__What is needed__
Your answer should be an exact copy of all the entries, free of pictures.

__Data for this exercise__
[Start of section]

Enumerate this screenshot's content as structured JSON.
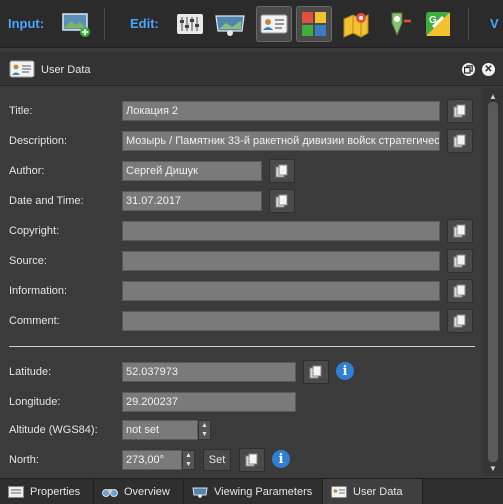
{
  "toolbar": {
    "input_label": "Input:",
    "edit_label": "Edit:",
    "view_label": "V",
    "buttons": [
      {
        "icon": "image-add-icon"
      },
      {
        "icon": "sliders-icon"
      },
      {
        "icon": "image-view-icon"
      },
      {
        "icon": "user-data-icon",
        "active": true
      },
      {
        "icon": "puzzle-icon",
        "active": true
      },
      {
        "icon": "map-pin-icon"
      },
      {
        "icon": "geotag-remove-icon"
      },
      {
        "icon": "google-maps-icon"
      }
    ]
  },
  "panel": {
    "title": "User Data",
    "icon": "id-card-icon"
  },
  "fields": {
    "title": {
      "label": "Title:",
      "value": "Локация 2"
    },
    "description": {
      "label": "Description:",
      "value": "Мозырь / Памятник 33-й ракетной дивизии войск стратегичес"
    },
    "author": {
      "label": "Author:",
      "value": "Сергей Дишук"
    },
    "datetime": {
      "label": "Date and Time:",
      "value": "31.07.2017"
    },
    "copyright": {
      "label": "Copyright:",
      "value": ""
    },
    "source": {
      "label": "Source:",
      "value": ""
    },
    "information": {
      "label": "Information:",
      "value": ""
    },
    "comment": {
      "label": "Comment:",
      "value": ""
    },
    "latitude": {
      "label": "Latitude:",
      "value": "52.037973"
    },
    "longitude": {
      "label": "Longitude:",
      "value": "29.200237"
    },
    "altitude": {
      "label": "Altitude (WGS84):",
      "value": "not set"
    },
    "north": {
      "label": "North:",
      "value": "273,00°",
      "set_label": "Set"
    }
  },
  "tabs": [
    {
      "label": "Properties",
      "icon": "properties-icon",
      "active": false
    },
    {
      "label": "Overview",
      "icon": "binoculars-icon",
      "active": false
    },
    {
      "label": "Viewing Parameters",
      "icon": "viewing-params-icon",
      "active": false
    },
    {
      "label": "User Data",
      "icon": "id-card-icon",
      "active": true
    }
  ],
  "colors": {
    "accent": "#4aa3ff",
    "info": "#2f7fd6",
    "field_bg": "#7a7a7a",
    "panel_bg": "#3b3b3b"
  }
}
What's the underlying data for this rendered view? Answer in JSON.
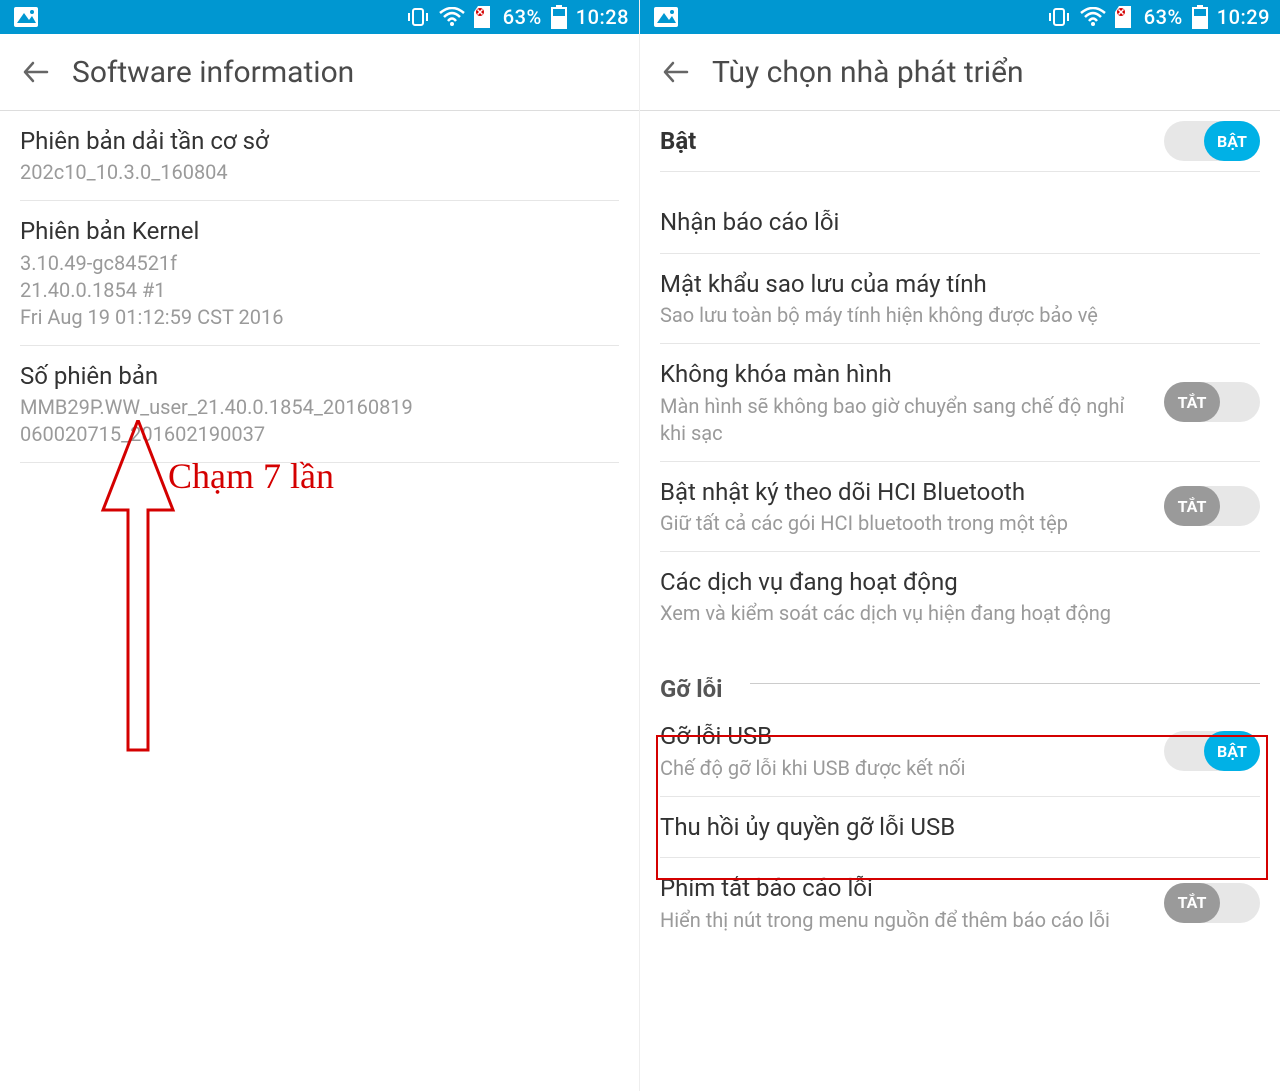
{
  "left": {
    "status": {
      "battery": "63%",
      "time": "10:28"
    },
    "title": "Software information",
    "rows": [
      {
        "primary": "Phiên bản dải tần cơ sở",
        "secondary": "202c10_10.3.0_160804"
      },
      {
        "primary": "Phiên bản Kernel",
        "secondary": "3.10.49-gc84521f\n21.40.0.1854 #1\nFri Aug 19 01:12:59 CST 2016"
      },
      {
        "primary": "Số phiên bản",
        "secondary": "MMB29P.WW_user_21.40.0.1854_20160819\n060020715_201602190037"
      }
    ],
    "annotation": "Chạm 7 lần"
  },
  "right": {
    "status": {
      "battery": "63%",
      "time": "10:29"
    },
    "title": "Tùy chọn nhà phát triển",
    "master": {
      "label": "Bật",
      "toggle_on_label": "BẬT"
    },
    "rows": [
      {
        "primary": "Nhận báo cáo lỗi"
      },
      {
        "primary": "Mật khẩu sao lưu của máy tính",
        "secondary": "Sao lưu toàn bộ máy tính hiện không được bảo vệ"
      },
      {
        "primary": "Không khóa màn hình",
        "secondary": "Màn hình sẽ không bao giờ chuyển sang chế độ nghỉ khi sạc",
        "toggle": "off",
        "toggle_label": "TẮT"
      },
      {
        "primary": "Bật nhật ký theo dõi HCI Bluetooth",
        "secondary": "Giữ tất cả các gói HCI bluetooth trong một tệp",
        "toggle": "off",
        "toggle_label": "TẮT"
      },
      {
        "primary": "Các dịch vụ đang hoạt động",
        "secondary": "Xem và kiểm soát các dịch vụ hiện đang hoạt động"
      }
    ],
    "section": "Gỡ lỗi",
    "debug_rows": [
      {
        "primary": "Gỡ lỗi USB",
        "secondary": "Chế độ gỡ lỗi khi USB được kết nối",
        "toggle": "on",
        "toggle_label": "BẬT"
      },
      {
        "primary": "Thu hồi ủy quyền gỡ lỗi USB"
      },
      {
        "primary": "Phím tắt báo cáo lỗi",
        "secondary": "Hiển thị nút trong menu nguồn để thêm báo cáo lỗi",
        "toggle": "off",
        "toggle_label": "TẮT"
      }
    ]
  },
  "colors": {
    "accent": "#00b1e6",
    "statusbar": "#0097d1",
    "annotation": "#d40000"
  }
}
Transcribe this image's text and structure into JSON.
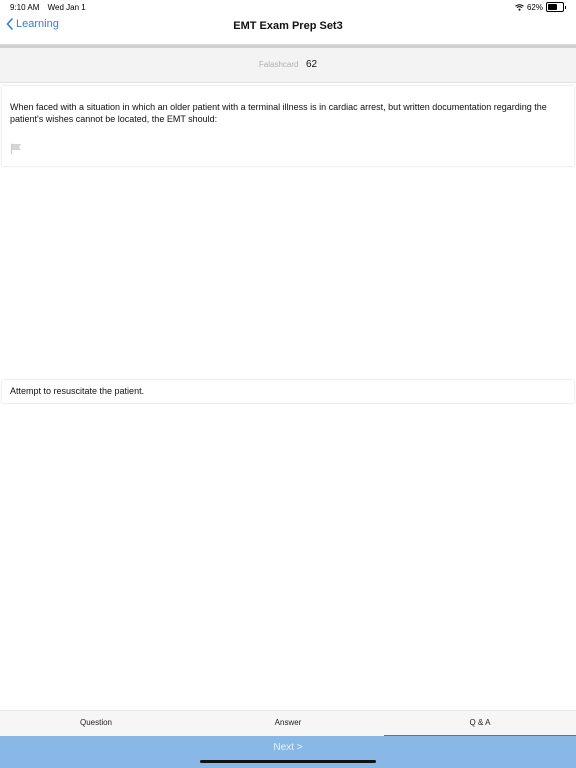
{
  "status_bar": {
    "time": "9:10 AM",
    "date": "Wed Jan 1",
    "battery_percent": "62%",
    "battery_level": 0.62,
    "wifi_icon": "wifi-icon",
    "battery_icon": "battery-icon"
  },
  "nav": {
    "back_label": "Learning",
    "title": "EMT Exam Prep Set3",
    "back_icon": "chevron-left-icon"
  },
  "flashcard": {
    "label": "Falashcard",
    "number": "62"
  },
  "question": {
    "text": "When faced with a situation in which an older patient with a terminal illness is in cardiac arrest, but written documentation regarding the patient's wishes cannot be located, the EMT should:",
    "flag_icon": "flag-icon"
  },
  "answer": {
    "text": "Attempt to resuscitate the patient."
  },
  "tabs": [
    {
      "label": "Question",
      "active": false
    },
    {
      "label": "Answer",
      "active": false
    },
    {
      "label": "Q & A",
      "active": true
    }
  ],
  "next": {
    "label": "Next >"
  },
  "colors": {
    "accent": "#2f7fd6",
    "next_bar": "#8ab8e6"
  }
}
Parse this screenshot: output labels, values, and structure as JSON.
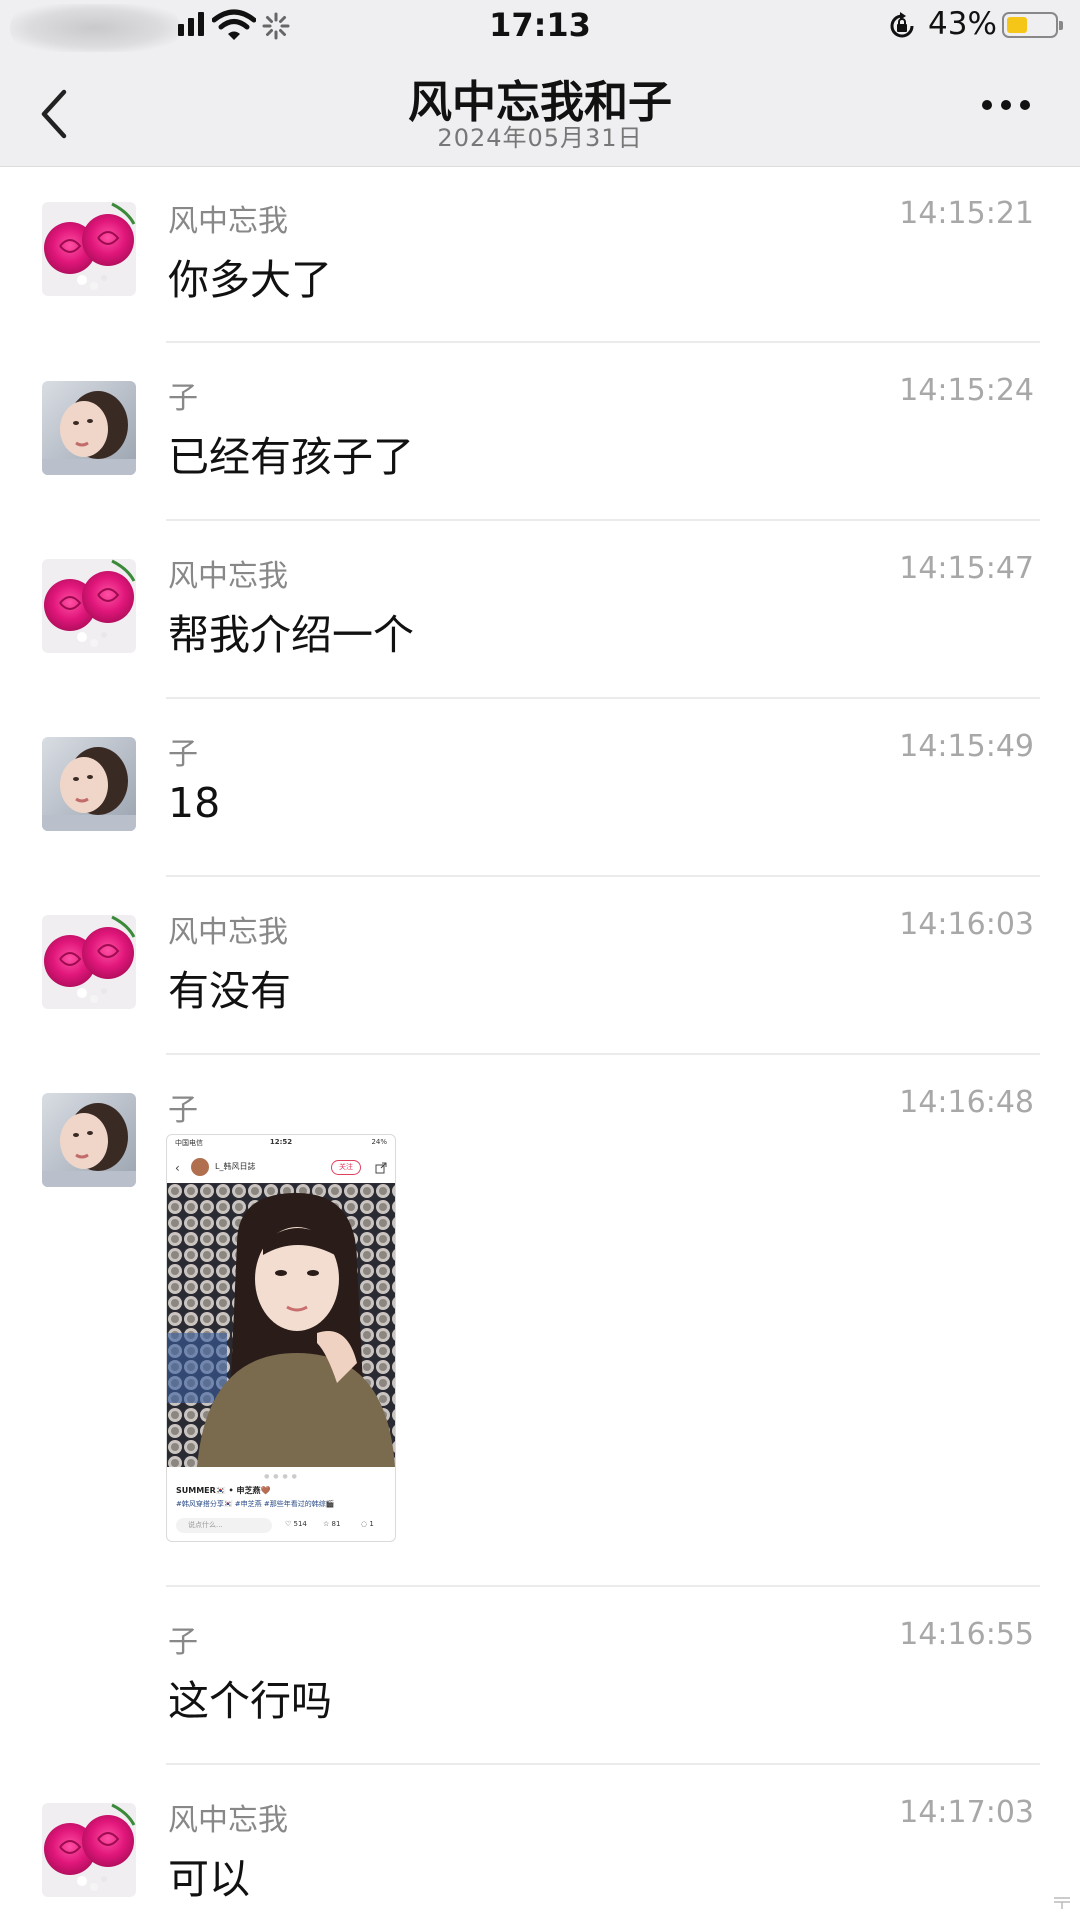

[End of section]

__Written answer__
Enumerate this screenshot's content as structured JSON.
{
  "toolbar": {
    "input_label": "Input:",
    "edit_label": "Edit:",
    "view_label": "V",
    "buttons": [
      {
        "icon": "image-add-icon"
      },
      {
        "icon": "sliders-icon"
      },
      {
        "icon": "image-view-icon"
      },
      {
        "icon": "user-data-icon",
        "active": true
      },
      {
        "icon": "puzzle-icon",
        "active": true
      },
      {
        "icon": "map-pin-icon"
      },
      {
        "icon": "geotag-remove-icon"
      },
      {
        "icon": "google-maps-icon"
      }
    ]
  },
  "panel": {
    "title": "User Data",
    "icon": "id-card-icon"
  },
  "fields": {
    "title": {
      "label": "Title:",
      "value": "Локация 2"
    },
    "description": {
      "label": "Description:",
      "value": "Мозырь / Памятник 33-й ракетной дивизии войск стратегичес"
    },
    "author": {
      "label": "Author:",
      "value": "Сергей Дишук"
    },
    "datetime": {
      "label": "Date and Time:",
      "value": "31.07.2017"
    },
    "copyright": {
      "label": "Copyright:",
      "value": ""
    },
    "source": {
      "label": "Source:",
      "value": ""
    },
    "information": {
      "label": "Information:",
      "value": ""
    },
    "comment": {
      "label": "Comment:",
      "value": ""
    },
    "latitude": {
      "label": "Latitude:",
      "value": "52.037973"
    },
    "longitude": {
      "label": "Longitude:",
      "value": "29.200237"
    },
    "altitude": {
      "label": "Altitude (WGS84):",
      "value": "not set"
    },
    "north": {
      "label": "North:",
      "value": "273,00°",
      "set_label": "Set"
    }
  },
  "tabs": [
    {
      "label": "Properties",
      "icon": "properties-icon",
      "active": false
    },
    {
      "label": "Overview",
      "icon": "binoculars-icon",
      "active": false
    },
    {
      "label": "Viewing Parameters",
      "icon": "viewing-params-icon",
      "active": false
    },
    {
      "label": "User Data",
      "icon": "id-card-icon",
      "active": true
    }
  ],
  "colors": {
    "accent": "#4aa3ff",
    "info": "#2f7fd6",
    "field_bg": "#7a7a7a",
    "panel_bg": "#3b3b3b"
  }
}
What's the underlying data for this rendered view? Answer in JSON.
{
  "left": {
    "status": {
      "battery": "63%",
      "time": "10:28"
    },
    "title": "Software information",
    "rows": [
      {
        "primary": "Phiên bản dải tần cơ sở",
        "secondary": "202c10_10.3.0_160804"
      },
      {
        "primary": "Phiên bản Kernel",
        "secondary": "3.10.49-gc84521f\n21.40.0.1854 #1\nFri Aug 19 01:12:59 CST 2016"
      },
      {
        "primary": "Số phiên bản",
        "secondary": "MMB29P.WW_user_21.40.0.1854_20160819\n060020715_201602190037"
      }
    ],
    "annotation": "Chạm 7 lần"
  },
  "right": {
    "status": {
      "battery": "63%",
      "time": "10:29"
    },
    "title": "Tùy chọn nhà phát triển",
    "master": {
      "label": "Bật",
      "toggle_on_label": "BẬT"
    },
    "rows": [
      {
        "primary": "Nhận báo cáo lỗi"
      },
      {
        "primary": "Mật khẩu sao lưu của máy tính",
        "secondary": "Sao lưu toàn bộ máy tính hiện không được bảo vệ"
      },
      {
        "primary": "Không khóa màn hình",
        "secondary": "Màn hình sẽ không bao giờ chuyển sang chế độ nghỉ khi sạc",
        "toggle": "off",
        "toggle_label": "TẮT"
      },
      {
        "primary": "Bật nhật ký theo dõi HCI Bluetooth",
        "secondary": "Giữ tất cả các gói HCI bluetooth trong một tệp",
        "toggle": "off",
        "toggle_label": "TẮT"
      },
      {
        "primary": "Các dịch vụ đang hoạt động",
        "secondary": "Xem và kiểm soát các dịch vụ hiện đang hoạt động"
      }
    ],
    "section": "Gỡ lỗi",
    "debug_rows": [
      {
        "primary": "Gỡ lỗi USB",
        "secondary": "Chế độ gỡ lỗi khi USB được kết nối",
        "toggle": "on",
        "toggle_label": "BẬT"
      },
      {
        "primary": "Thu hồi ủy quyền gỡ lỗi USB"
      },
      {
        "primary": "Phím tắt báo cáo lỗi",
        "secondary": "Hiển thị nút trong menu nguồn để thêm báo cáo lỗi",
        "toggle": "off",
        "toggle_label": "TẮT"
      }
    ]
  },
  "colors": {
    "accent": "#00b1e6",
    "statusbar": "#0097d1",
    "annotation": "#d40000"
  }
}
Transcribe this image's text and structure into JSON.
{
  "status_bar": {
    "time": "9:10 AM",
    "date": "Wed Jan 1",
    "battery_percent": "62%",
    "battery_level": 0.62,
    "wifi_icon": "wifi-icon",
    "battery_icon": "battery-icon"
  },
  "nav": {
    "back_label": "Learning",
    "title": "EMT Exam Prep Set3",
    "back_icon": "chevron-left-icon"
  },
  "flashcard": {
    "label": "Falashcard",
    "number": "62"
  },
  "question": {
    "text": "When faced with a situation in which an older patient with a terminal illness is in cardiac arrest, but written documentation regarding the patient's wishes cannot be located, the EMT should:",
    "flag_icon": "flag-icon"
  },
  "answer": {
    "text": "Attempt to resuscitate the patient."
  },
  "tabs": [
    {
      "label": "Question",
      "active": false
    },
    {
      "label": "Answer",
      "active": false
    },
    {
      "label": "Q & A",
      "active": true
    }
  ],
  "next": {
    "label": "Next >"
  },
  "colors": {
    "accent": "#2f7fd6",
    "next_bar": "#8ab8e6"
  }
}
Parse this screenshot: output labels, values, and structure as JSON.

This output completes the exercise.